— PROBLEM —
Each line that includes "Google" must be copied from the records.

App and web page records
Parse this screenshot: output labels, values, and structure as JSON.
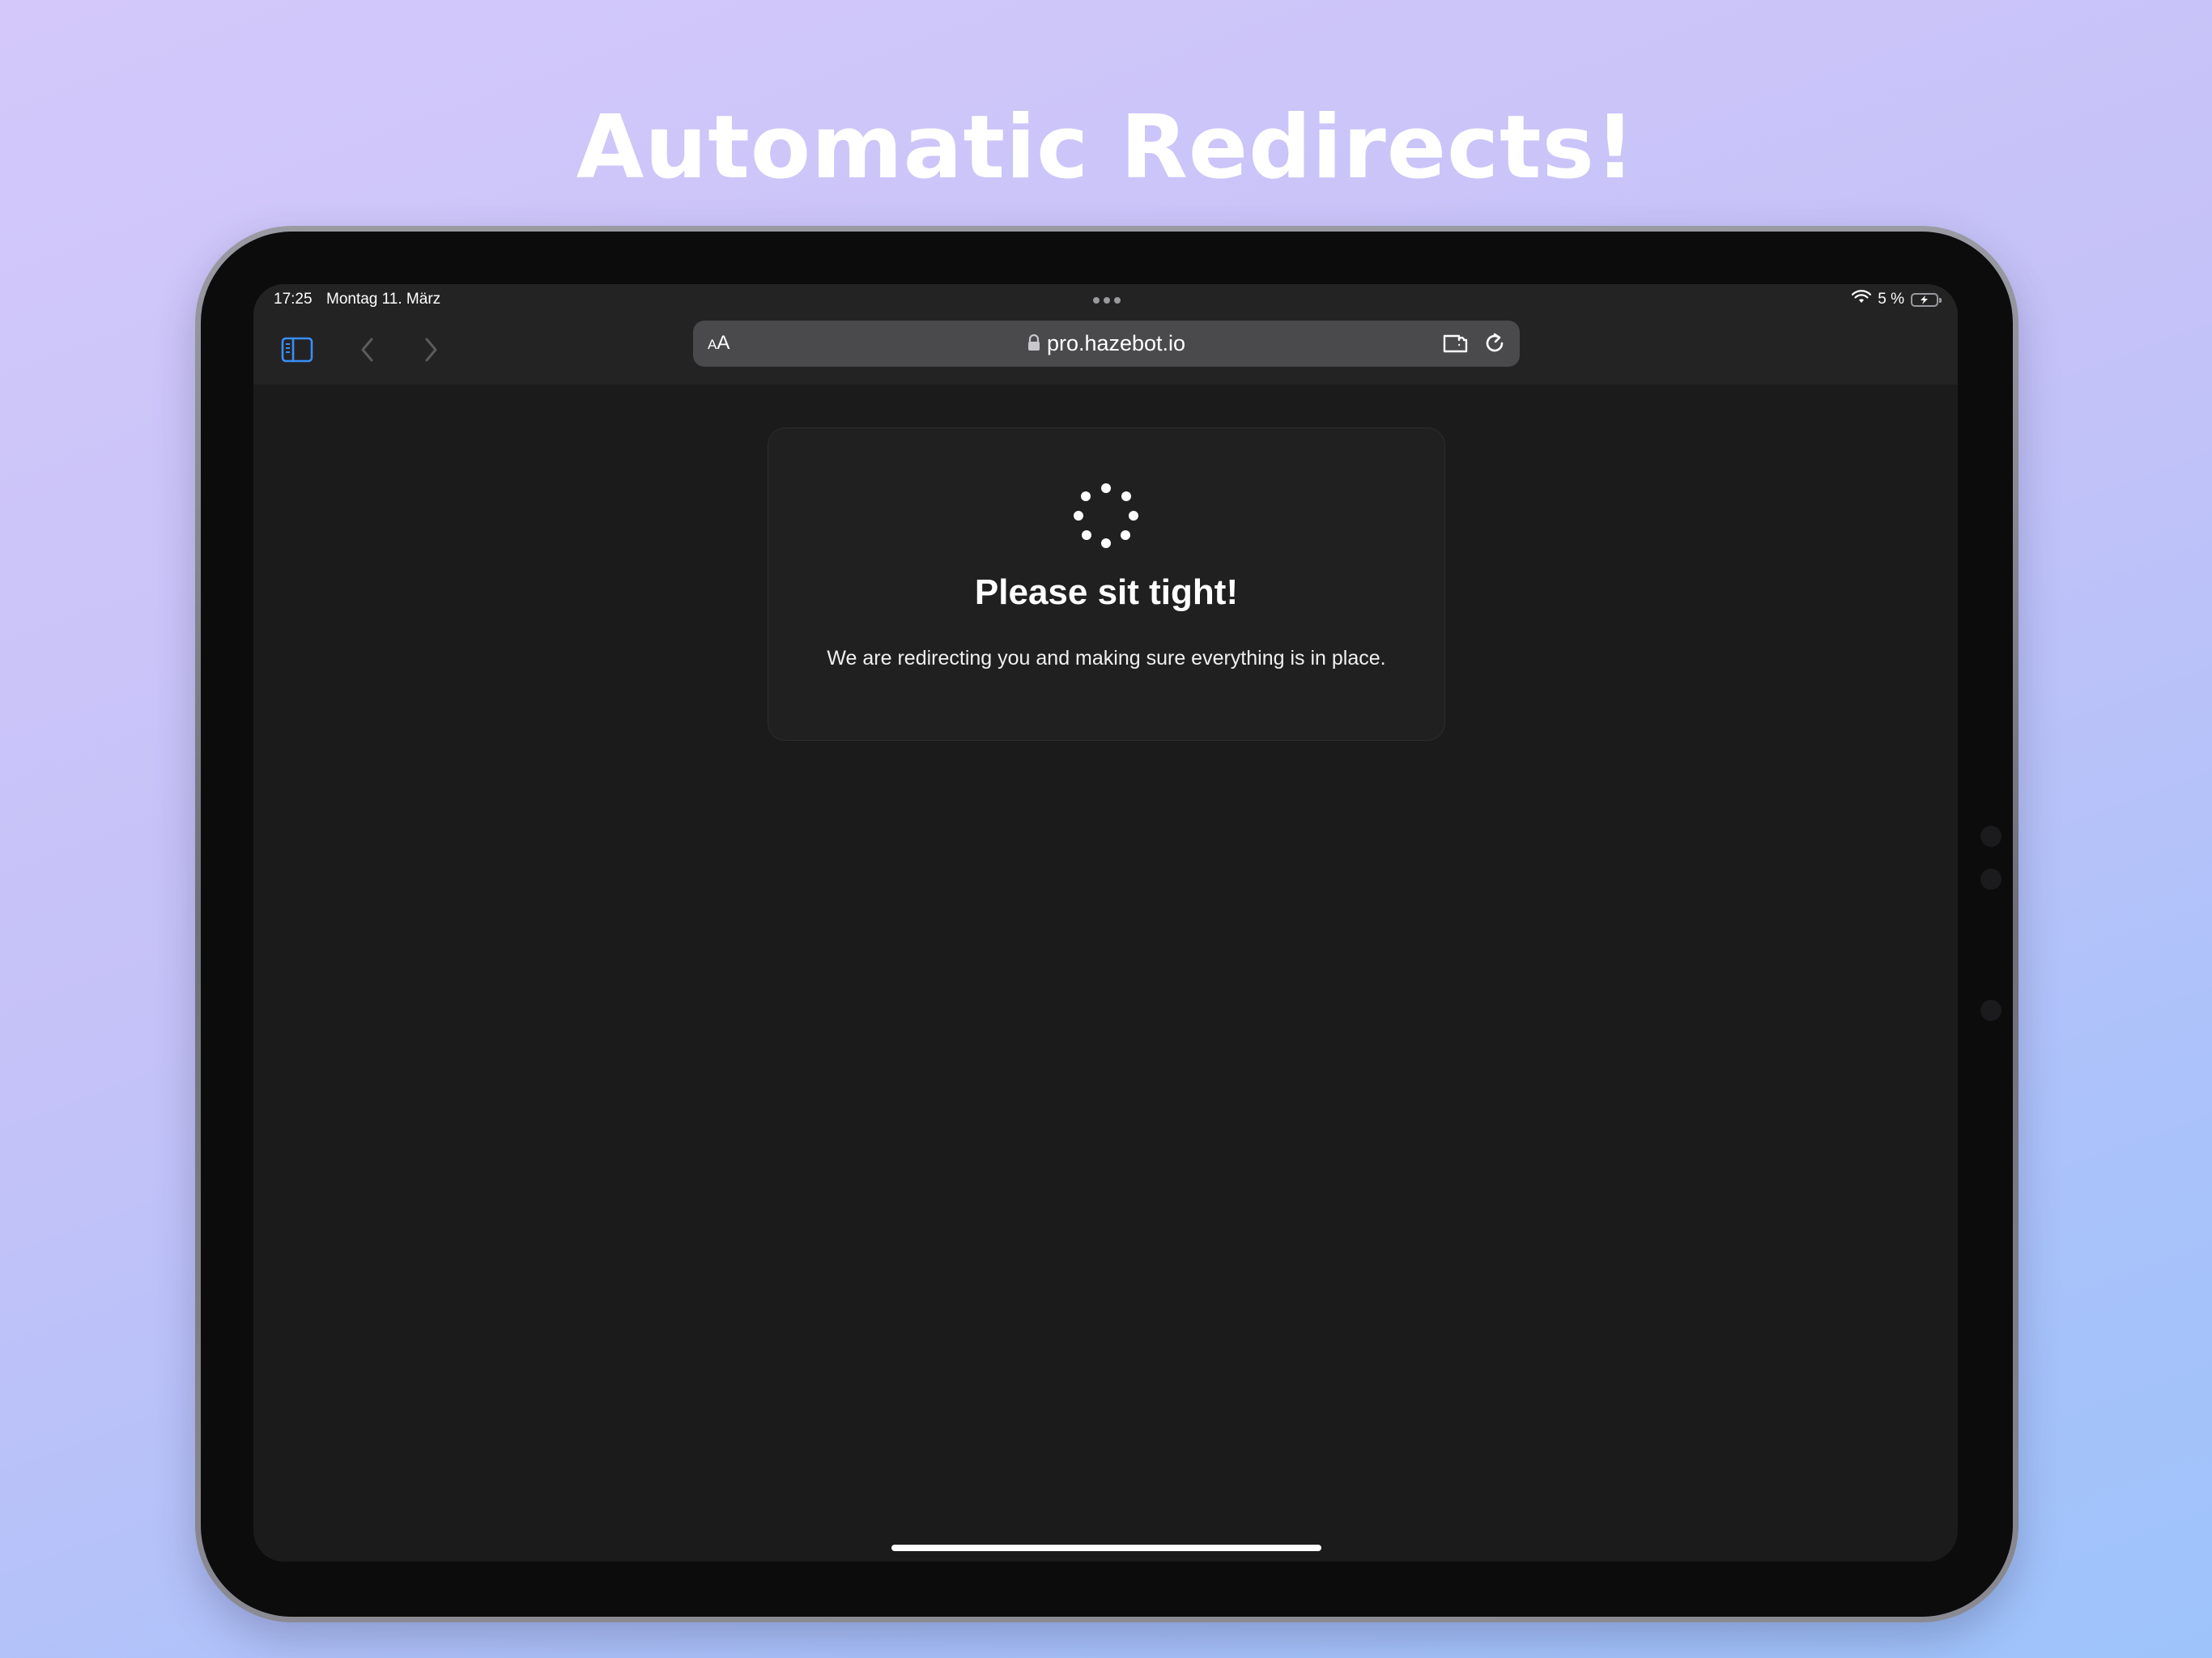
{
  "headline": "Automatic Redirects!",
  "status_bar": {
    "time": "17:25",
    "date": "Montag 11. März",
    "battery": "5 %",
    "icons": [
      "wifi-icon",
      "battery-charging-icon"
    ]
  },
  "toolbar": {
    "icons": [
      "sidebar-icon",
      "back-icon",
      "forward-icon",
      "share-icon",
      "plus-icon",
      "tabs-icon"
    ],
    "accent_color": "#3a8ef5"
  },
  "address_bar": {
    "reader_label_small": "A",
    "reader_label_large": "A",
    "url": "pro.hazebot.io",
    "icons": [
      "lock-icon",
      "extension-icon",
      "reload-icon"
    ]
  },
  "card": {
    "title": "Please sit tight!",
    "message": "We are redirecting you and making sure everything is in place.",
    "icons": [
      "loading-spinner-icon"
    ]
  }
}
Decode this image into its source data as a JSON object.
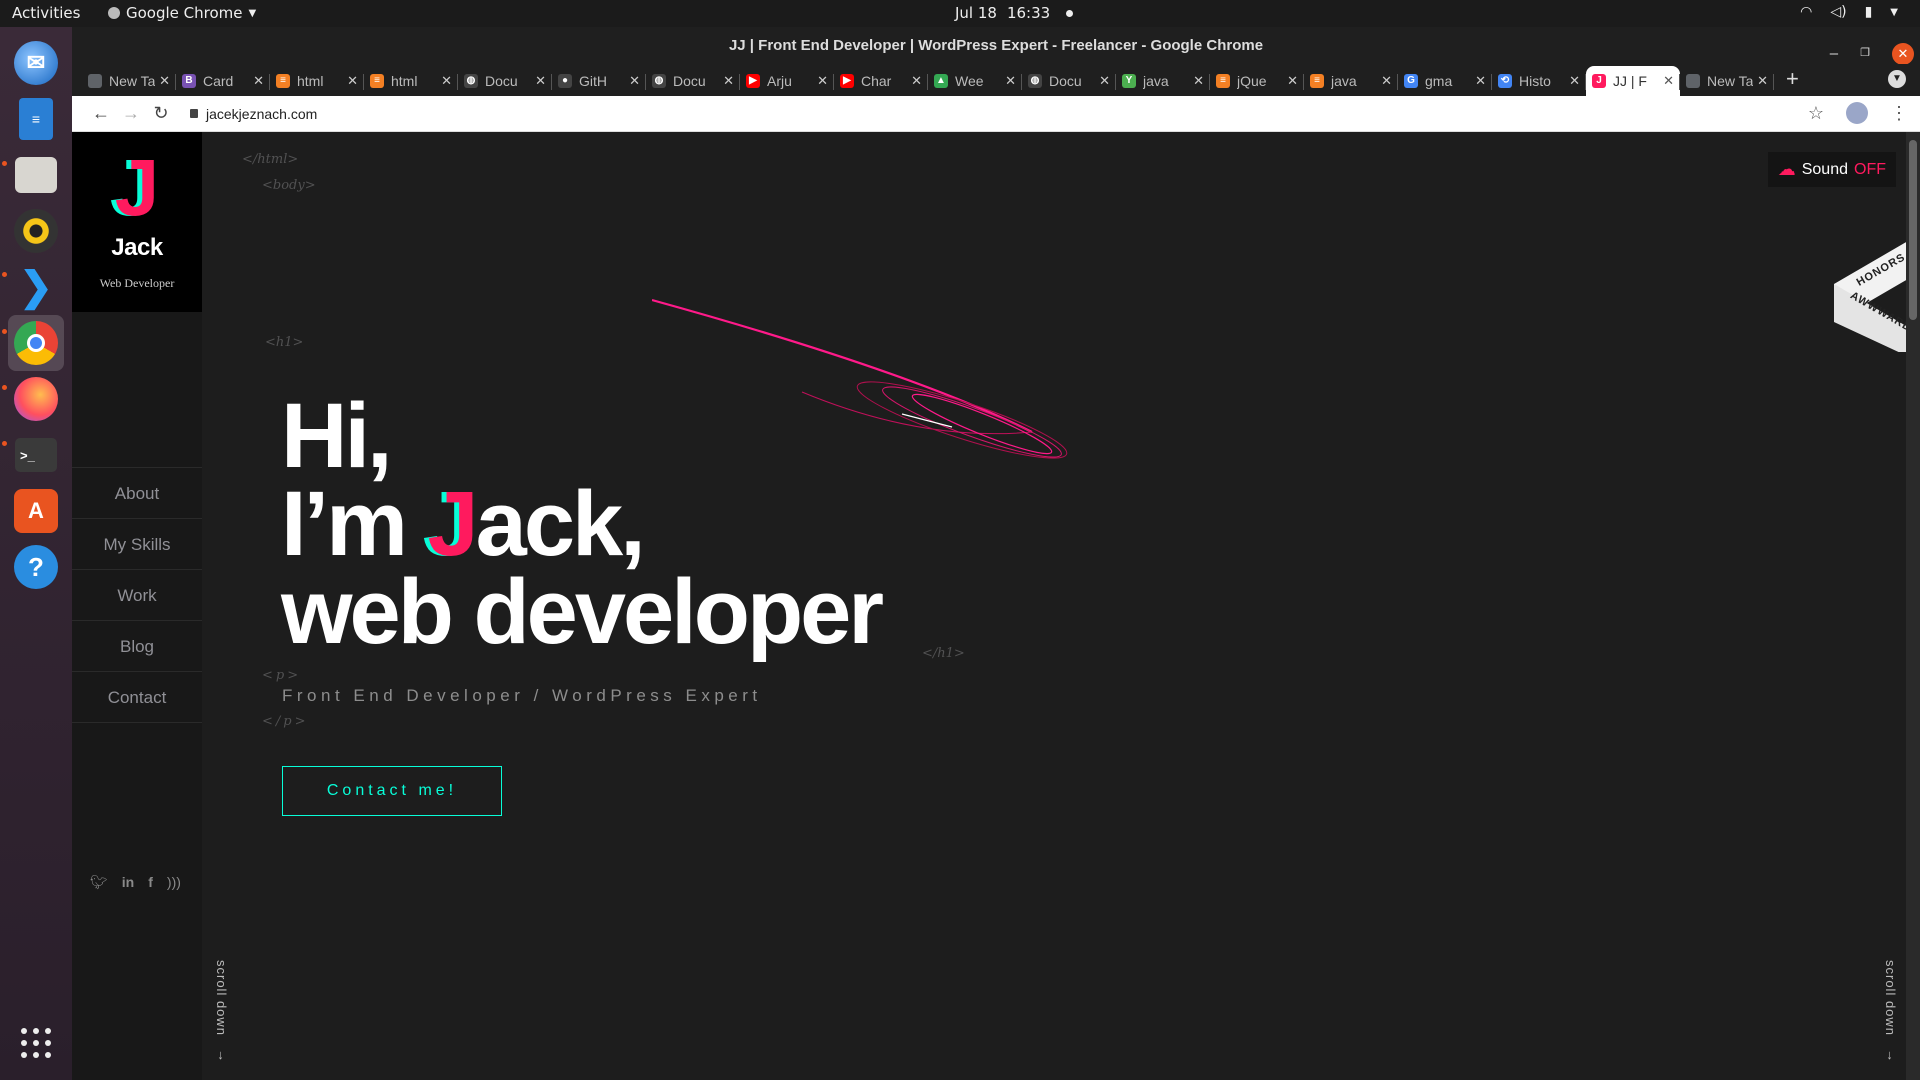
{
  "topbar": {
    "activities": "Activities",
    "app_name": "Google Chrome",
    "date": "Jul 18",
    "time": "16:33"
  },
  "dock": {
    "items": [
      "thunderbird-icon",
      "libreoffice-writer-icon",
      "files-icon",
      "rhythmbox-icon",
      "vscode-icon",
      "chrome-icon",
      "firefox-icon",
      "terminal-icon",
      "software-center-icon",
      "help-icon"
    ],
    "show_apps": "show-applications-icon"
  },
  "window": {
    "title": "JJ | Front End Developer | WordPress Expert - Freelancer - Google Chrome"
  },
  "tabs": [
    {
      "label": "New Tab",
      "color": "#5f6368",
      "glyph": ""
    },
    {
      "label": "Card",
      "color": "#7952b3",
      "glyph": "B"
    },
    {
      "label": "html",
      "color": "#f48024",
      "glyph": "≡"
    },
    {
      "label": "html",
      "color": "#f48024",
      "glyph": "≡"
    },
    {
      "label": "Docu",
      "color": "#444",
      "glyph": "◍"
    },
    {
      "label": "GitH",
      "color": "#444",
      "glyph": "●"
    },
    {
      "label": "Docu",
      "color": "#444",
      "glyph": "◍"
    },
    {
      "label": "Arju",
      "color": "#ff0000",
      "glyph": "▶"
    },
    {
      "label": "Char",
      "color": "#ff0000",
      "glyph": "▶"
    },
    {
      "label": "Wee",
      "color": "#34a853",
      "glyph": "▲"
    },
    {
      "label": "Docu",
      "color": "#444",
      "glyph": "◍"
    },
    {
      "label": "java",
      "color": "#4caf50",
      "glyph": "Y"
    },
    {
      "label": "jQue",
      "color": "#f48024",
      "glyph": "≡"
    },
    {
      "label": "java",
      "color": "#f48024",
      "glyph": "≡"
    },
    {
      "label": "gma",
      "color": "#4285f4",
      "glyph": "G"
    },
    {
      "label": "Histo",
      "color": "#4285f4",
      "glyph": "⟲"
    },
    {
      "label": "JJ | F",
      "color": "#ff1a5e",
      "glyph": "J",
      "active": true
    },
    {
      "label": "New Tab",
      "color": "#5f6368",
      "glyph": ""
    }
  ],
  "omnibar": {
    "url": "jacekjeznach.com"
  },
  "site": {
    "logo_letter": "J",
    "logo_name": "Jack",
    "logo_role": "Web Developer",
    "menu": [
      "About",
      "My Skills",
      "Work",
      "Blog",
      "Contact"
    ],
    "social": [
      "twitter-icon",
      "linkedin-icon",
      "facebook-icon",
      "rss-icon"
    ],
    "tags": {
      "html_close": "</html>",
      "body": "<body>",
      "h1_open": "<h1>",
      "h1_close": "</h1>",
      "p_open": "<p>",
      "p_close": "</p>"
    },
    "hero": {
      "line1": "Hi,",
      "line2_pre": "I’m ",
      "line2_j": "J",
      "line2_post": "ack,",
      "line3": "web developer"
    },
    "subtitle": "Front End Developer / WordPress Expert",
    "cta": "Contact me!",
    "sound_label": "Sound",
    "sound_state": "OFF",
    "award_top": "HONORS",
    "award_bottom": "AWWWARDS",
    "scroll_down": "scroll down"
  },
  "colors": {
    "accent_pink": "#ff1a5e",
    "accent_cyan": "#08fdd8",
    "page_bg": "#1d1d1d"
  }
}
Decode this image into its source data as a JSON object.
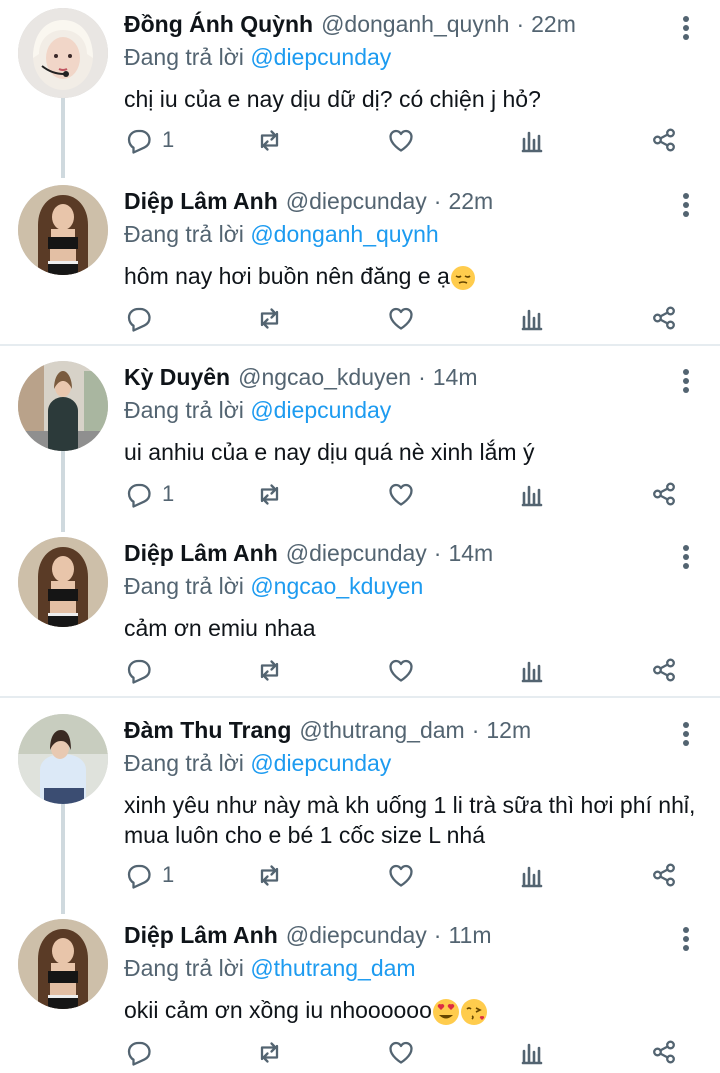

— EXPECTED ANSWER —
    "app_name": "Google Chrome",
    "title": "JJ | Front End Developer | WordPress Expert - Freelancer - Google Chrome"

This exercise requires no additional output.